====== DATASET EXCERPTS
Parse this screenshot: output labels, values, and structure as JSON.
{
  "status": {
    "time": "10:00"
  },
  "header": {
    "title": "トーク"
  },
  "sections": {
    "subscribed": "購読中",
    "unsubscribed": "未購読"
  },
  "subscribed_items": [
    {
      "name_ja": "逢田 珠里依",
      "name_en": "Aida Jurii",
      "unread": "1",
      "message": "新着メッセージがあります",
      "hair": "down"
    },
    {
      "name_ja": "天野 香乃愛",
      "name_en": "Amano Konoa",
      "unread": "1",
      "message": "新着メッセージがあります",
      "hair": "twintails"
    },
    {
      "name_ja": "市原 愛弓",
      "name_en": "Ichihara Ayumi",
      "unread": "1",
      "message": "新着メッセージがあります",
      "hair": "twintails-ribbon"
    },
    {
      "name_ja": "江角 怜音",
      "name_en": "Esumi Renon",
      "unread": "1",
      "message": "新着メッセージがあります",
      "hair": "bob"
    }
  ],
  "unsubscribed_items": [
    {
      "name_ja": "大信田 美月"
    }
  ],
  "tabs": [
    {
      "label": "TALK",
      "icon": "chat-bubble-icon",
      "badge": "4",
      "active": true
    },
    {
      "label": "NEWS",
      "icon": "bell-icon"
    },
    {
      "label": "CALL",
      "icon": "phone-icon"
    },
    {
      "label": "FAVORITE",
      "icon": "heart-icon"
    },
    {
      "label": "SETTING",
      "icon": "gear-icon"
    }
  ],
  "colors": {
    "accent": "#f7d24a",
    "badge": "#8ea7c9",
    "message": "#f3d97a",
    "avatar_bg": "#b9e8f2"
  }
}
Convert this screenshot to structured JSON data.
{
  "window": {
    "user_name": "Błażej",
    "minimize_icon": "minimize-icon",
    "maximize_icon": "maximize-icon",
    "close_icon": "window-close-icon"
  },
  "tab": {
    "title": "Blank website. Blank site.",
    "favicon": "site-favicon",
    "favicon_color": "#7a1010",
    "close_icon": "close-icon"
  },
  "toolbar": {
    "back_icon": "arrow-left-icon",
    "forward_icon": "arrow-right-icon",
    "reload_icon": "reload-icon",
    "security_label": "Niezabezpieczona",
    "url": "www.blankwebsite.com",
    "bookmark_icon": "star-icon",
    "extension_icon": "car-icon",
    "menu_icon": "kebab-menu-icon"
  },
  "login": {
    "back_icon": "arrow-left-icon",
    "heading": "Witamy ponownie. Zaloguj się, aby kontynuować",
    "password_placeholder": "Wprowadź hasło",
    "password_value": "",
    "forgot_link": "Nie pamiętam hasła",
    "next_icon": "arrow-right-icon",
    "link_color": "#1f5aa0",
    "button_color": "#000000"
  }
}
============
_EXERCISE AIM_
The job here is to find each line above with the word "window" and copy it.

_ANSWER SPACE_
  "window": {
    "close_icon": "window-close-icon"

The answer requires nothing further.